- A situational judgment test (SJT) is a tactic used by employers to test a candidate’s behavior in hypothetical workplace scenarios.
- While there are no right or wrong answers in an SJT, successful candidates choose responses that reflect knowledge of the employer’s core values and the competencies of the role in question.
- Preparing for an SJT is half the battle. To improve the likelihood of success, the candidate should familiarise themselves with the industry, position, and employer. They should also read test instructions carefully, identify the problem the question wants them to solve, and analyze each response on its merits.
Understanding situational judgment tests
A situational judgment test is a tactic used by employers to test a candidate’s behavior in hypothetical workplace scenarios.
Situational judgment tests (SJTs) are used by recruiters to determine how a potential employee would react in various workplace situations. They are a form of psychometric analysis most often used in a recruitment process with a high volume of applicants.
SJTs assess the candidate’s ability to understand real-world situations, identify important contributing factors, and respond appropriately. The specific situations that may comprise an SJT depend on the position and experience level of the employee.
While SJTs vary from one company to the next, most present the candidate with an overview of a workplace scenario and several possible responses that they must rank or select. There are no right or wrong answers as such, but successful candidates tend to choose responses that reflect knowledge of the employer’s core values and the competencies of the role in question.
How to prepare for a situational judgment test
The best way to pass a situational judgment test is to prepare for it. Here are a few ways you can do exactly that:
- Familiarisation – before attending a job interview, brush up on the format of an SJT and understand what is expected of you. Research the industry and position to identify the skills or personality traits deemed the most important.
- Understand the company – as we touched on above, the candidates most likely to receive job offers are those that understand the employer’s mission, vision, and values. To make it easier, these elements are often reflected in a role’s core competencies.
- Read the instructions – some SJTs will require you to provide the most and least effective responses while others will ask you to rank a list of responses or choose the one you believe is most appropriate. Since most SJTs do not impose strict time limits, there is no excuse to not read the instructions carefully.
- Identify the problem – before rushing into providing an answer, clarify the specific issue the company wants you to solve. Those who skim-read scenarios will be less informed and find themselves in a weaker position to provide a solution.
- Consider your options – in a similar vein, ensure you only consider the responses that are listed. If the course of action you would take in a situation is not listed, do not become distracted. Analyze each response based on its perceived effectiveness and appropriateness and never make assumptions about information that is (or isn’t) included in the scenario description.
SJT scenario example
To conclude, let’s briefly look at a scenario example and some possible responses.

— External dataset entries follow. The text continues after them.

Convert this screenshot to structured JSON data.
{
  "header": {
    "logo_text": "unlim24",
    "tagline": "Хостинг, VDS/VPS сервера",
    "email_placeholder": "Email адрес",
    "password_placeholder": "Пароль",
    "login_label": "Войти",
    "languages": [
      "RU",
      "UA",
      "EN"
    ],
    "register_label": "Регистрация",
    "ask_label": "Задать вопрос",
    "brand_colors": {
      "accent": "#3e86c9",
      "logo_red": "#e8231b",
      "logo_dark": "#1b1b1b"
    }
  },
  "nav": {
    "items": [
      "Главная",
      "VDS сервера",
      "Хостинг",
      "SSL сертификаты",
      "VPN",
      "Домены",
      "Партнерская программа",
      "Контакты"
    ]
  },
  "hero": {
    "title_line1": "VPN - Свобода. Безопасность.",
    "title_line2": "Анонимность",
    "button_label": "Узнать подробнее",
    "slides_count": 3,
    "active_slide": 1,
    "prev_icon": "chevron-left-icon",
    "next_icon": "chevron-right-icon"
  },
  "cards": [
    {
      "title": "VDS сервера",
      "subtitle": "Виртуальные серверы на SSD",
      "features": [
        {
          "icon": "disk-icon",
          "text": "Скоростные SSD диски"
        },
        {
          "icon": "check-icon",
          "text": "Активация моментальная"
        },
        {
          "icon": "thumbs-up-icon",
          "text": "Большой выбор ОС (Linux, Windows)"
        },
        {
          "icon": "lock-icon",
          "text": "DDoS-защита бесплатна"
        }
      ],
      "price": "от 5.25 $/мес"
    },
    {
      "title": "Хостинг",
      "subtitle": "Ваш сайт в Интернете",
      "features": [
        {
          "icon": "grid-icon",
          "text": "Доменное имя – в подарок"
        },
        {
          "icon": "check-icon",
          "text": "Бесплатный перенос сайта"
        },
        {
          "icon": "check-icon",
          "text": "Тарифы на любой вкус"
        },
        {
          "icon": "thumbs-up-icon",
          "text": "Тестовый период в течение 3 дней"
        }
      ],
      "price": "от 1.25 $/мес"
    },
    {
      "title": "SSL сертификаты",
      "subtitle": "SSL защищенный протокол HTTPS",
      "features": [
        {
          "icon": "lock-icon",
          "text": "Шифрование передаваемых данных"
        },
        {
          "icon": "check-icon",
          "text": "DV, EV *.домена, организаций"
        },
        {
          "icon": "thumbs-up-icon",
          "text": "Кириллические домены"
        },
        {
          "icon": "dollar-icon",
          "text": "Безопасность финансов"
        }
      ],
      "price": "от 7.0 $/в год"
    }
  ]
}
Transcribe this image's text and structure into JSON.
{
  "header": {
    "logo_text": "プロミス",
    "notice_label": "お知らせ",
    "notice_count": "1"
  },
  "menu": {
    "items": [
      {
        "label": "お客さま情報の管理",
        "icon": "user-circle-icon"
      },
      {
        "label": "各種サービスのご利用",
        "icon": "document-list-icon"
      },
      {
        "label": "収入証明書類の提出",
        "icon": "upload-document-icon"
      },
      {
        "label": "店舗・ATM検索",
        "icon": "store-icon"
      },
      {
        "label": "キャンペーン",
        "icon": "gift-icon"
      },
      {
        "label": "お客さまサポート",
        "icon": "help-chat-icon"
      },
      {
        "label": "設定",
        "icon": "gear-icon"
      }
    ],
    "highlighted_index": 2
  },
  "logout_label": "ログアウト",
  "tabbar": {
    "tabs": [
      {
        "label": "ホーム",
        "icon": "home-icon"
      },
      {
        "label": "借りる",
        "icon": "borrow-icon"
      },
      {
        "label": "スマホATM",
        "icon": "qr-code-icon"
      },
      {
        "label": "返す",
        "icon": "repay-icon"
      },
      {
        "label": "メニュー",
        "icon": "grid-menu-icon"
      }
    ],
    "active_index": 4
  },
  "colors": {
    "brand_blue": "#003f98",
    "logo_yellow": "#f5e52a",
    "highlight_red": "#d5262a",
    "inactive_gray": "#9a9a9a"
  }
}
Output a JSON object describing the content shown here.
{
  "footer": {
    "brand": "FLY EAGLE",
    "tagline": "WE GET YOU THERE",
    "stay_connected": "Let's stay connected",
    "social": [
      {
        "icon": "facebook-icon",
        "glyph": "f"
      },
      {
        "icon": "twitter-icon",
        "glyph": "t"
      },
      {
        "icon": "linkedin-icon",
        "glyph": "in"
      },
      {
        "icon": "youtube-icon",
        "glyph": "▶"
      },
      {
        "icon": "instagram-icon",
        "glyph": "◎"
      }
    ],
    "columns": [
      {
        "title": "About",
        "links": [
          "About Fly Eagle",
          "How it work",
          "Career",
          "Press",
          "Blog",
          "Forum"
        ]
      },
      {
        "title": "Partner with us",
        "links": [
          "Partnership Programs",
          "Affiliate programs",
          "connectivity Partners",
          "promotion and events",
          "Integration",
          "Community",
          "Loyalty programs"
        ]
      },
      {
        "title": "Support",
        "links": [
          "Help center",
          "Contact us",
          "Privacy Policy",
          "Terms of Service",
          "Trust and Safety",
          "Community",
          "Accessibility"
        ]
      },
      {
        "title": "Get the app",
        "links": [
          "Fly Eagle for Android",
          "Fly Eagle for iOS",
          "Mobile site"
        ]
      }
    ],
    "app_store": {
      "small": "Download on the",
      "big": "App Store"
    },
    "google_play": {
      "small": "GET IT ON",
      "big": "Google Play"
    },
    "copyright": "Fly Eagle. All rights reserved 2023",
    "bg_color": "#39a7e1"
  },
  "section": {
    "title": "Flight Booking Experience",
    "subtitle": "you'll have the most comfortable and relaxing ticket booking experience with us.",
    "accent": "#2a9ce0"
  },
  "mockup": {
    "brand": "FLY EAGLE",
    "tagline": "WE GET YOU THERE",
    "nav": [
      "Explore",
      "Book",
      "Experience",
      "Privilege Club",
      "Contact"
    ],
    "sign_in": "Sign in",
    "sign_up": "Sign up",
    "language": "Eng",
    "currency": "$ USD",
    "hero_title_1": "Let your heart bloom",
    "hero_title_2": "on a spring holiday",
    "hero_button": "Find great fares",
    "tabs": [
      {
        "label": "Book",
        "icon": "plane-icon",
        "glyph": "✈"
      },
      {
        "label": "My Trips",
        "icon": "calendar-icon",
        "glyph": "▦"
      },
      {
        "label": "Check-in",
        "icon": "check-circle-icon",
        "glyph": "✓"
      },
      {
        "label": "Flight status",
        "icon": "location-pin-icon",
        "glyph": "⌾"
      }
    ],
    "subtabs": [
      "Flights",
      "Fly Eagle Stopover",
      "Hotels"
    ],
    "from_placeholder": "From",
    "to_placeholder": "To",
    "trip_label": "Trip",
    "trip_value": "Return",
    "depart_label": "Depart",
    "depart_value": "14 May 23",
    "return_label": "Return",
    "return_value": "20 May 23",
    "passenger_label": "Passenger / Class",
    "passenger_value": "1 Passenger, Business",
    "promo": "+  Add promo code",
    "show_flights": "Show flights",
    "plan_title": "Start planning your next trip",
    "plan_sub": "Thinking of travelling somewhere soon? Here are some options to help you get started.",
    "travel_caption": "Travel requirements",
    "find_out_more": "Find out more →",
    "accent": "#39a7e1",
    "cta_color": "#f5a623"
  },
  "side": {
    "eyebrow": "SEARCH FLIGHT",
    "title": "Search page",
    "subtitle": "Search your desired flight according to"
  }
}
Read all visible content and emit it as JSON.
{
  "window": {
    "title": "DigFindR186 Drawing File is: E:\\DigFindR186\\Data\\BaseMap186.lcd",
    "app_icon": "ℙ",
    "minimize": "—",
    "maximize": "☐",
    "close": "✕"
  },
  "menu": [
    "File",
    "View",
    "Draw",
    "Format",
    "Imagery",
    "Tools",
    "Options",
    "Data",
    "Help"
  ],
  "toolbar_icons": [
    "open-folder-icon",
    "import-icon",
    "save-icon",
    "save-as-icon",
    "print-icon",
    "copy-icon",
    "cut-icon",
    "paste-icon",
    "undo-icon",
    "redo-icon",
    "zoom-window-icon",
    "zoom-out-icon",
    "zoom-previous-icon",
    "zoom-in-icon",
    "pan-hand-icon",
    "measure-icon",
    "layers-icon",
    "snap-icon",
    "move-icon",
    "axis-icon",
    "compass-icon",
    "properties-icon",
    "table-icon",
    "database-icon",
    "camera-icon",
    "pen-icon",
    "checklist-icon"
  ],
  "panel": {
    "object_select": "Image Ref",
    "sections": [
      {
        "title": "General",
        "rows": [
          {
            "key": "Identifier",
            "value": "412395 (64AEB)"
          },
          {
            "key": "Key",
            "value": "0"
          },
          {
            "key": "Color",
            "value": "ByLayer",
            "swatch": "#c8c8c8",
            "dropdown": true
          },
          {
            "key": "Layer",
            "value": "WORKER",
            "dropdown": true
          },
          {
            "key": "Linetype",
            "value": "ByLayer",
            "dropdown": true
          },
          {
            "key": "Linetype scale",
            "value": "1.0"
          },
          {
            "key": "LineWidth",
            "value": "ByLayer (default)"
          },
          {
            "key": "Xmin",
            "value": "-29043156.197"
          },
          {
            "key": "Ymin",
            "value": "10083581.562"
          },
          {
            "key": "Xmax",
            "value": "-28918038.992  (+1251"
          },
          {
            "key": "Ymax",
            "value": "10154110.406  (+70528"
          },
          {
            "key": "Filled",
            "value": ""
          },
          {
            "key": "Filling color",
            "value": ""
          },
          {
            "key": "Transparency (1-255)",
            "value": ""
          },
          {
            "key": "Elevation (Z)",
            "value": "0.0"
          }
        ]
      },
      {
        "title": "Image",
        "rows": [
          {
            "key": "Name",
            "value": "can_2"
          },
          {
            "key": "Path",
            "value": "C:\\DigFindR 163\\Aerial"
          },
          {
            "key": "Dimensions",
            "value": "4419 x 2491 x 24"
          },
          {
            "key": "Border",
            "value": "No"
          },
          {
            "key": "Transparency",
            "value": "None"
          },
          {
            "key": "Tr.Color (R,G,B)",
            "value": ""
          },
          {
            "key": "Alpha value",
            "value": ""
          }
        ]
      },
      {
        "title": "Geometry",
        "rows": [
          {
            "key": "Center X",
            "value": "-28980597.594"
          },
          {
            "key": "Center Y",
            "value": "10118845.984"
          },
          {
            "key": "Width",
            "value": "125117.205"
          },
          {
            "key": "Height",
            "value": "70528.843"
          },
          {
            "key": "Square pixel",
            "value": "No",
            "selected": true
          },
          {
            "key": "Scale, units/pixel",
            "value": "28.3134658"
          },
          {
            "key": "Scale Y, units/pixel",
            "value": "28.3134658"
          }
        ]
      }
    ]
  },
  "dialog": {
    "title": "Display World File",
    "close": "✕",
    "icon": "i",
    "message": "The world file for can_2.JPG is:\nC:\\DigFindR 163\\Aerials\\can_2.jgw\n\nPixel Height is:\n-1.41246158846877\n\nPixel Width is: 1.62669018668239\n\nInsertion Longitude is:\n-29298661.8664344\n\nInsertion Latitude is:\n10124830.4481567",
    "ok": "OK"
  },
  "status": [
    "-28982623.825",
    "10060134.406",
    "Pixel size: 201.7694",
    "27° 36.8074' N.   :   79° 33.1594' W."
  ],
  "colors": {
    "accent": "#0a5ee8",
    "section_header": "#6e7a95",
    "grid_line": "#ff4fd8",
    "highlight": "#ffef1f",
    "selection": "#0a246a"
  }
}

You’ve been working on a project that, while interesting, has proven to be time-consuming and somewhat challenging. Some of these difficulties have arisen because of an inexperienced team member who needed extra support to realize their potential.
While this situation has presented many obstacles, both of you have been able to overcome them together and make progress. Despite a substantial amount of work left to do on the current project, your superior then asks you to lead another project involving staff from another department whom you are unfamiliar with.
How do you respond?
- Honestly explain to the manager that the current project and inexperienced co-worker need support until completion. You’d rather not abandon the individual and risk the project failing.
- Take on the second project and work overtime to ensure sufficient attention can be devoted to each. This way, the less experienced co-worker will not be abandoned and there is less chance the first project will fail.
- Inform the manager that you’d love to take on another project with assurances that both will be delivered successfully. You also tell the manager that the co-worker will be given more autonomy but that you’ll be around the office to offer guidance if needed.
- Agree to the second project and liaise with the inexperienced co-worker while they work on the first project. In this way, you’ll be able to keep one eye on the first project while you manage the second.